Fig. 3. The visible/near-infrared output of the CASCHI generated using the scheme of Fig. 1, as measured with a scanning-grating optical spectrum analyzer. Note that the intensities at different wavelengths are not in scale.

While we are mostly interested in the mid-infrared region in our CASCHI comb research, it is worth pointing out the several nonlinear mixing processes inside the OPO cavity inherently lead to comb generation also at many other wavelengths in the visible and near-infrared region, as is illustrated in Fig. 3. These additional features in the output spectrum also provide a means to stabilize the offset frequency of the comb(s), similar to what has previously been reported for OFCs generated by synchronously pumped singly-resonant OPOs [7, 8].

While the figures presented above only show the CASCHI comb envelope spectra, we have confirmed the underlying comb structure with several different measurement techniques.
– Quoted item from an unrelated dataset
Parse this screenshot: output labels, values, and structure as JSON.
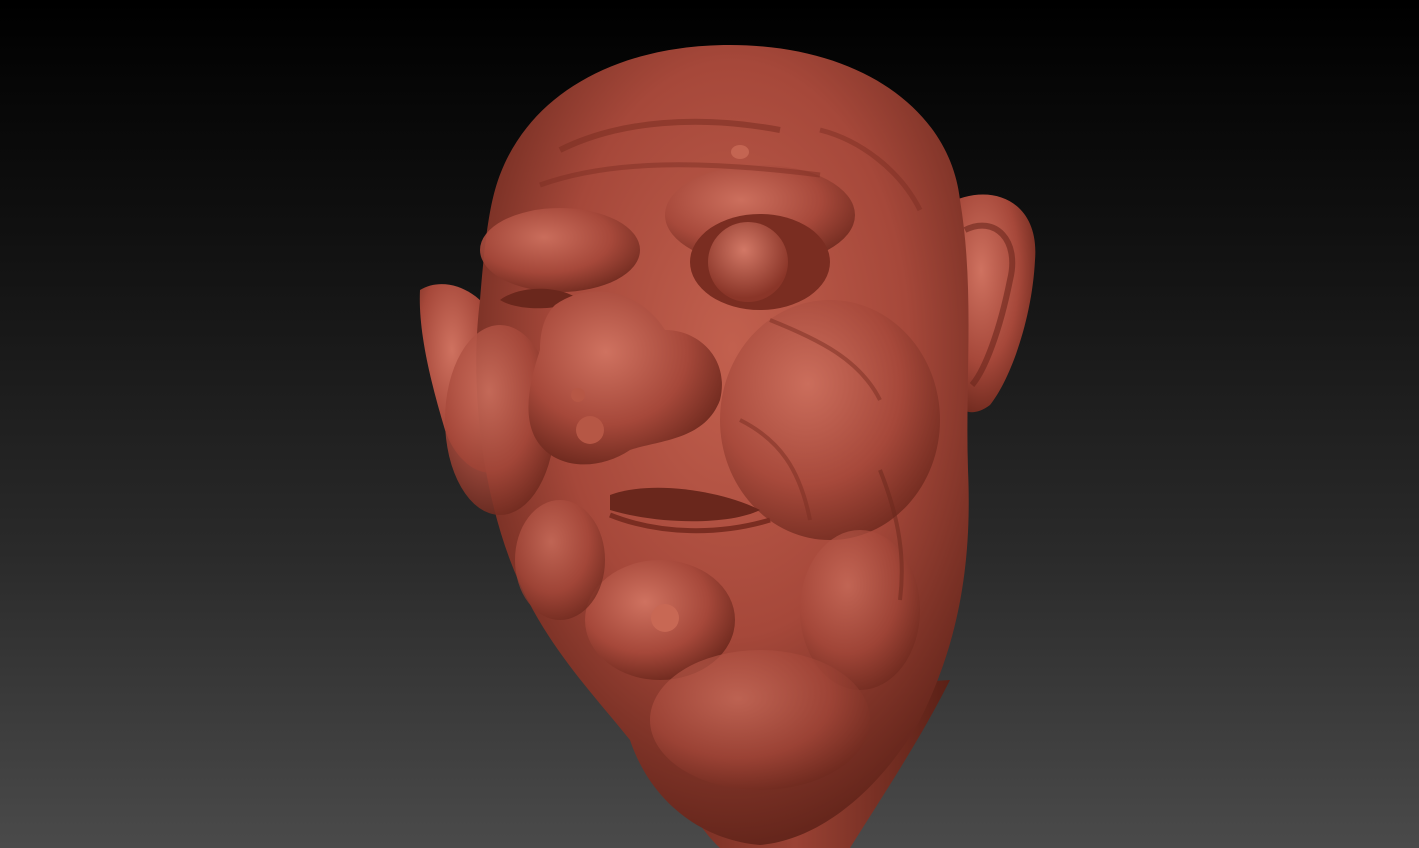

First, we have measured the infrared comb spectra with a Fourier transform infrared (FTIR) spectrum analyzer, which has a sufficiently high resolution (56 MHz) to resolve the adjacent comb modes, which are separated by approximately 208 MHz. The comb structure was also confirmed by beat-frequency measurements against a tunable diode laser, as well as by measuring the intermode RF beat frequency spectrum of the comb at different wavelengths [1]. In our recent research we have confirmed the CASCHI comb equidistance with a measurement accuracy of 1 Hz. We have also shown that the offset frequency and mode spacing of the generated mid-infrared comb can be independently controlled by controlling the pump laser and the OPO cavity length, respectively [2].

[1] V. Ulvila, C. R. Phillips, L. Halonen, and M. Vainio, "Frequency comb generation by a continuous-wave-pumped optical parametric oscillator," Opt. Lett. 38, 4281-4284 (2013).
[2] V. Ulvila, C. R. Phillips, L. Halonen, and M. Vainio, "High-power mid-infrared frequency comb from a continuous-wave-pumped bulk optical parametric oscillator," Opt. Express 22, 10535-10543 (2014).
[3] M. Vainio, V. Ulvila, C. R. Phillips, and L. Halonen, "Mid-infrared frequency comb generation using a continuous-wave pumped optical parametric oscillator," in Photonics West 2014, San Francisco, USA, February 1-6, 2014.
[4] C. R. Phillips, V. Ulvila, L. Halonen, M. Vainio, "Dynamics and Design Trade-Offs in CW-Pumped Singly-Resonant Optical Parametric Oscillator Based Combs," in CLEO 2014, San Jose, USA, June 8-13, 2014. [5] P. Del'Haye, A. Schliesser, O. Arcizet, T. Wilken, R. Holzwarth, T. J. Kippenberg, "Optical frequency comb generation from a monolithic microresonator," Nature 450, 1214-1217 (2007).
[6] C. R. Phillips, C. Langrock, J. S. Pelc, M. M. Fejer, J. Jiang, M. E. Fermann, I. Hartl, "Supercontinuum generation in quasi-phase-matched LiNbO3 waveguide pumped by a Tm-doped fiber laser system," Opt. Lett. 36, 3912-3914 (2011).
[7] J. H. Sun, B. J. S. Gale, D. T. Reid, "Composite frequency comb spanning 0.4-2.4 microm from a phase-controlled femtosecond Ti:sapphire laser and synchronously pumped optical parametric oscillator," Opt. Lett. 32, 1414-1416 (2007).
[8] F. Adler, K. C. Cossel, M. J. Thorpe, I. Hartl, M. E. Fermann, J. Ye, "Phase-stabilized, 1.5 W frequency comb at 2.8-4.8 Ám," Opt. Lett. 34, 1330-1332 (2009).